I purchased my first multi-surface motorcycle, a slightly used 1989 Kawasaki KL650A3 in the spring of 1990 and began developing it into what became the best all-around motorcycle I have ever owned since I began riding 63 years and more than a million miles ago. In fact, the KLR and its 1993, 2004 and 2005 successors , with some three dozen improvements, were so good that in our 60’s and 70’s, my wife Pauline and I rode two-up all over Baja and the San Juan Mountains in the company of some of the solo expert riders mentioned in the first paragraph.
In 2011 Pauline and I proved that the overall weight of a multi-surface motorcycle does matter, especially when used in more difficult off-road terrain by a couple still riding tandem in their seventies and eighties.
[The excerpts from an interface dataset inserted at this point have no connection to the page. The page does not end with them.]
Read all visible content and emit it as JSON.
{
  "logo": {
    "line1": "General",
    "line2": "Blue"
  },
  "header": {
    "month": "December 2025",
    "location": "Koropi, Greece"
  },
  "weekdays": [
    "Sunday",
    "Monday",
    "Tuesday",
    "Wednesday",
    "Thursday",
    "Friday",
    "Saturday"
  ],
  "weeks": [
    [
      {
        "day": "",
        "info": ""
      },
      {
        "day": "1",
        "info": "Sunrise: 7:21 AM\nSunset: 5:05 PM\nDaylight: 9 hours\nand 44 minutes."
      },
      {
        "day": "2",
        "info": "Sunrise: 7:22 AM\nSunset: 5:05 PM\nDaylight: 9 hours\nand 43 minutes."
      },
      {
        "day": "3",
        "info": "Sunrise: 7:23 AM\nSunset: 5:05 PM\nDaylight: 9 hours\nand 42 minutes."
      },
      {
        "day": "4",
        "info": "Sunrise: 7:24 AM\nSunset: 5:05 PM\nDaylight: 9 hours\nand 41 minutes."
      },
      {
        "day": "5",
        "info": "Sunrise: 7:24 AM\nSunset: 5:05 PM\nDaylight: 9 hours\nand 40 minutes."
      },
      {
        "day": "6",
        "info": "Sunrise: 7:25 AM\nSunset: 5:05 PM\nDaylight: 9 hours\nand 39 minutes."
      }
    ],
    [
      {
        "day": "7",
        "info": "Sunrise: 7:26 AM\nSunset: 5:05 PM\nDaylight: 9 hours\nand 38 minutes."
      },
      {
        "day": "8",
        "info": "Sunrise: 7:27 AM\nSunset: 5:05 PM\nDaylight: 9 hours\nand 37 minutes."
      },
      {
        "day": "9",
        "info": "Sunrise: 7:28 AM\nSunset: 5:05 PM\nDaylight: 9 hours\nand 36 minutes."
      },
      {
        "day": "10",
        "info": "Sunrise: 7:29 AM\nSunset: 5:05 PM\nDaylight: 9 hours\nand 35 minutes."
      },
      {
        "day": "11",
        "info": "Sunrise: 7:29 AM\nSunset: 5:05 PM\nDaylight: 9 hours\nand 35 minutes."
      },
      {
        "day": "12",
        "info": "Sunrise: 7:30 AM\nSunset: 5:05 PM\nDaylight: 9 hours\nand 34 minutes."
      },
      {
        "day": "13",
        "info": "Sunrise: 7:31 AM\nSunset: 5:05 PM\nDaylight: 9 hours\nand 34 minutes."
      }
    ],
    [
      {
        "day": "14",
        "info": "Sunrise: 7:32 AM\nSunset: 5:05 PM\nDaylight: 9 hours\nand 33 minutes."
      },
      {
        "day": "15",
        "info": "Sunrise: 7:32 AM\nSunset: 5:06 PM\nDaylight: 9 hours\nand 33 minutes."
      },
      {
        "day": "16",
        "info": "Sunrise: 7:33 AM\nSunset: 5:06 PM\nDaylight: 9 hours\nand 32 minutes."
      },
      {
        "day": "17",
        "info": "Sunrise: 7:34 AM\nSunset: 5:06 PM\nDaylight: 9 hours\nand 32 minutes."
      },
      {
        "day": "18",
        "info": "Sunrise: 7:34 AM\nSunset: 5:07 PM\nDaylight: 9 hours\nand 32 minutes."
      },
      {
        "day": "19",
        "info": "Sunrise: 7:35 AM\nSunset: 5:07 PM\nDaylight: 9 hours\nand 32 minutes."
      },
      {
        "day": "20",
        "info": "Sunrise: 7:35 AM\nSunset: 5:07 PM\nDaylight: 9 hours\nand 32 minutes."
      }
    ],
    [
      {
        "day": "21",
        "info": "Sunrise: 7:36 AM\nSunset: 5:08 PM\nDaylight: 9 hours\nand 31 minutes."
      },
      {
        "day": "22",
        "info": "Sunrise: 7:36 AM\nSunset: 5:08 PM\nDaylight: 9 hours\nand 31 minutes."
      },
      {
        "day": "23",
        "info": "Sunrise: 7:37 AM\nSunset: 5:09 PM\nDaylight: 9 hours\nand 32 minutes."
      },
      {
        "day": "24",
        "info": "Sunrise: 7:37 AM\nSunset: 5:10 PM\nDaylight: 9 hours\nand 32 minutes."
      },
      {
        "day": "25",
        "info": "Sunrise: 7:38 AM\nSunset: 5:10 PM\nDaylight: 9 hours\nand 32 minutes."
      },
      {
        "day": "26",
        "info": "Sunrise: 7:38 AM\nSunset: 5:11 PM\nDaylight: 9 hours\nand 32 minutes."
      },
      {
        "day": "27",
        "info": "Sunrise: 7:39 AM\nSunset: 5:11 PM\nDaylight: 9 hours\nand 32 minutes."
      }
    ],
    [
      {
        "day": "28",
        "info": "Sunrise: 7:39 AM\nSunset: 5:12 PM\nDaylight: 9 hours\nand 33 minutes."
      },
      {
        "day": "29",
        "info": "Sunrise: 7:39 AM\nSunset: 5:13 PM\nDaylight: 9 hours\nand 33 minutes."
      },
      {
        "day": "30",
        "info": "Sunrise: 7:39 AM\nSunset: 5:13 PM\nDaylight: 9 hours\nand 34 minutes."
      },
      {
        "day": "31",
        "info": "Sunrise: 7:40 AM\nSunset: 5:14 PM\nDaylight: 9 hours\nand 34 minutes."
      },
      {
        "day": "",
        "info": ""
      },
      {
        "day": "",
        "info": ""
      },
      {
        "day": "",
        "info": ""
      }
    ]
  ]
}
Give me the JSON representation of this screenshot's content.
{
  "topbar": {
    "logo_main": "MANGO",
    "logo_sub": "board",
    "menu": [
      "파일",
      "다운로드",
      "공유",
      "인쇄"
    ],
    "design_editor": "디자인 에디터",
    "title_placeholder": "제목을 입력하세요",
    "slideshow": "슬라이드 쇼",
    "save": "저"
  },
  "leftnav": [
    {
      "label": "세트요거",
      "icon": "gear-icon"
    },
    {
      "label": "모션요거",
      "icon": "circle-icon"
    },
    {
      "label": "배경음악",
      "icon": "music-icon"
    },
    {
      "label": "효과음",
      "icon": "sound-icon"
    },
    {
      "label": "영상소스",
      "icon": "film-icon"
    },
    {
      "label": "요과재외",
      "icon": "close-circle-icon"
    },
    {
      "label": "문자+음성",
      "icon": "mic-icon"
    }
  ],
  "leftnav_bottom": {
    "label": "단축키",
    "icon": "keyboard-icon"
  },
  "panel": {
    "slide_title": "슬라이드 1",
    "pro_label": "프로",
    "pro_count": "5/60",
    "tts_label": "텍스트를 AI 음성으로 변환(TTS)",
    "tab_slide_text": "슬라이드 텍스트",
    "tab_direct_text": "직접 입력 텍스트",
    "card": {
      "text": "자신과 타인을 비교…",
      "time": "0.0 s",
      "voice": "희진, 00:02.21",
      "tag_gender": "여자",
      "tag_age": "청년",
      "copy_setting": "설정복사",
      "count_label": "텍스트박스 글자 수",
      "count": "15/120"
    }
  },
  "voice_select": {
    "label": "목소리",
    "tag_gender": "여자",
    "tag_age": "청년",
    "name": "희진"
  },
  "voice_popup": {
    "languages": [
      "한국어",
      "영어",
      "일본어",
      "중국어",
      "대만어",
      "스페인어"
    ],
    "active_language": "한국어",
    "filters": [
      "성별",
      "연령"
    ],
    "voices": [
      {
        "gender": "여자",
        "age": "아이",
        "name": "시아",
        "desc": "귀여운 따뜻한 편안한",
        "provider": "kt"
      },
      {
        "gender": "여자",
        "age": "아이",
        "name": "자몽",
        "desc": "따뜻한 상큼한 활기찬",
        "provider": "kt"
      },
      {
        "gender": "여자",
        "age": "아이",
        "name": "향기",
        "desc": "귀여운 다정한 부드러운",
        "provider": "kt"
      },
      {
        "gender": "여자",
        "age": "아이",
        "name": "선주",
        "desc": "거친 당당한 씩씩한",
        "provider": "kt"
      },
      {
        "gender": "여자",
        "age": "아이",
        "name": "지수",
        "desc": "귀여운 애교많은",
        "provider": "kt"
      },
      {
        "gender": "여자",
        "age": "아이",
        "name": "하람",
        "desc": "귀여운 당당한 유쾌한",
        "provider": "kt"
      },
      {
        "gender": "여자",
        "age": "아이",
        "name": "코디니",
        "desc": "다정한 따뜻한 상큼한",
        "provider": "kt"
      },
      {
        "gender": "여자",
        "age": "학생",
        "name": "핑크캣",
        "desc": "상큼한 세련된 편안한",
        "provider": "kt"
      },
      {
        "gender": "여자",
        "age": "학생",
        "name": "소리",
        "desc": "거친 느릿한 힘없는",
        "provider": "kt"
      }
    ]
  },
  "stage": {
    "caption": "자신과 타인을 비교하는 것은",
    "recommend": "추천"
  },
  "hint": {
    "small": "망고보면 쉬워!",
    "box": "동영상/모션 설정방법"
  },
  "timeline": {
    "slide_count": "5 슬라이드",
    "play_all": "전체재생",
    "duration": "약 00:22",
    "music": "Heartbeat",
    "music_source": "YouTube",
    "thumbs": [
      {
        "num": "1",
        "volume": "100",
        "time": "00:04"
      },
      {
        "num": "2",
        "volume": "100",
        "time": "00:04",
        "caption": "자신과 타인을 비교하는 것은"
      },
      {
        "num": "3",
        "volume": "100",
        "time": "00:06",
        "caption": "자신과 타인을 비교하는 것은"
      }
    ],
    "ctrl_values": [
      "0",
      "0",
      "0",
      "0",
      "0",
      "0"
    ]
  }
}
In 2012 we moved from our 400 pound KL650A to our 355 pound Suzuki DR650SE after making all the necessary (30 or so) improvements, including a Stig Pettersson P.P.S./Ohlins custom rear shock, I.M.S. 4.9 gallon gas tank, Buchanan spokes and wheels and a custom two-up seat. I had already invented a reliable upper drive chain control wheel and bracket to replace the fragile, breakage prone factory unit. I also designed rear foot peg lowering brackets to improve Pauline’s leg comfort.
Our move from the heavyweight (400 lb.) KL650A to the light heavyweight (355 lb.) DR650S has proven that lightweight is better and that terms do matter. If you want proof, take a look at “Pauline’s 89th Birthday Ride to Cabo” on this website. The three minute video chronicles our 1,209 mile on and off-road journey down the length of the Baja peninsula on our DR650SE.